The fierce weekend nor'easter that pounded Long Island may be history, but that doesn't mean we're out of the woods yet.
The National Weather Service has issued a coastal flood advisory - in effect from 10 a.m. to 2 p.m. Monday, then again from 7 p.m. Monday until 2 a.m. Tuesday - due to "increased tidal piling" and tides that, in many places, will be at least 2 feet above normal, officials said.
"A combination of strong northeast flow and a persistent strong southeasterly swell will result in increasing tidal piling along the coasts," the weather service said in the advisory.
Forecasters predict steady winds of from 20 to 22 mph in the area Monday with rainfall of a quarter-inch. Overcast skies and light rains are likely into Tuesday before skies clear Tuesday night and sunshine returns Wednesday.
And current conditions continued to make life difficult for Long Islanders on Monday.
While anticipated major morning rush-hour delays on the Long Island Rail Road were averted when emergency crews were able to pump water out of a flooded westbound East River tunnel, Long Island roads remained slick and treacherous, with flooding in some areas.
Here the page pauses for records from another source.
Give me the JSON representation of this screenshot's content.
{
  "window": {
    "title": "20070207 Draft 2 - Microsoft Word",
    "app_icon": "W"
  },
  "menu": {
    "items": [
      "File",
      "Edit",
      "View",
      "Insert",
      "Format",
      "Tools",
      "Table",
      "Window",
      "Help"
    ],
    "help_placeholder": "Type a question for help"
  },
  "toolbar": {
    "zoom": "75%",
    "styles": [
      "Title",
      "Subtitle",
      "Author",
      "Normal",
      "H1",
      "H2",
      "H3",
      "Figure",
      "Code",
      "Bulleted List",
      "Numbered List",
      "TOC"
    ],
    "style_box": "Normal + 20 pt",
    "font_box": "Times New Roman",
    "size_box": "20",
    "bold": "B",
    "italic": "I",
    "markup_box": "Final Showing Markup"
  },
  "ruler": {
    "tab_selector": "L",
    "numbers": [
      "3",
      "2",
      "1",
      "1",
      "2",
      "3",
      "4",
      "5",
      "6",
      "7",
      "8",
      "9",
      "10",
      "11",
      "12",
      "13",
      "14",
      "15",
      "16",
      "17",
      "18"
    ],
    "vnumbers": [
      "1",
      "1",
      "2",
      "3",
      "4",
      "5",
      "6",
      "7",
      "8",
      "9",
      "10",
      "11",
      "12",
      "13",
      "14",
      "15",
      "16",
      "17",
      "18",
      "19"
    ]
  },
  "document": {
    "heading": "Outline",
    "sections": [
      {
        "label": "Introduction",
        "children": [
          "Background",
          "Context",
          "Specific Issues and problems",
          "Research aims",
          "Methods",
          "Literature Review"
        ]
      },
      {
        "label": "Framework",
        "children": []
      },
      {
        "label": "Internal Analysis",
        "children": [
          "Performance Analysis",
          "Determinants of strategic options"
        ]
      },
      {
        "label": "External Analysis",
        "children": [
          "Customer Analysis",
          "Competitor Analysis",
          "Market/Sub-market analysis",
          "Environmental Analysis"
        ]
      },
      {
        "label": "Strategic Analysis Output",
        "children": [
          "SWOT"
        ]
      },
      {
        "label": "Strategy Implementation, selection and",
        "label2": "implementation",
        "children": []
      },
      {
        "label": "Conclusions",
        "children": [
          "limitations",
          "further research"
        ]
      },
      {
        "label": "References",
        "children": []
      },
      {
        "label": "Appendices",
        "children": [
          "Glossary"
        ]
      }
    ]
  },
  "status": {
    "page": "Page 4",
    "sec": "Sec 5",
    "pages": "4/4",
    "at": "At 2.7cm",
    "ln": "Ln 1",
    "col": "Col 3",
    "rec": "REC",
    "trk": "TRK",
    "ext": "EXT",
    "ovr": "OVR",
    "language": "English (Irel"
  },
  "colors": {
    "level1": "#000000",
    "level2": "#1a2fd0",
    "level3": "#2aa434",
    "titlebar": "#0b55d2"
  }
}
There were significant delays reported at LaGuardia Airport, with smaller delays expected throughout the day at other area airports.
The Long Island Power Authority reported more than 66,000 power outages at 9 a.m. Monday - including more than 3,500 customers still without power in Oceanside; more than 3,000 without power in Island Park and Copiague; more than 2,000 without power in Baldwin, Massapequa, Rockaway Beach, Far Rockaway and West Babylon; and more than 1,000 without power in Atlantic Beach, Bay Shore, Bellmore, East Massapequa, Lindenhurst, Merrick, Seaford, South Valley Stream, Valley Stream, Wantagh, West Islip and Woodmere.
A LIPA spokeswoman said more than 1,500 emergency workers were out in the field trying to restore power.
It was unclear Monday how current weather conditions would affect the ability of those workers to restore outages, and if the wet, soggy ground and gusting winds would lead to additional downed trees, utility poles and wires, or if the crews would be able to make decent progress despite ongoing challenging conditions.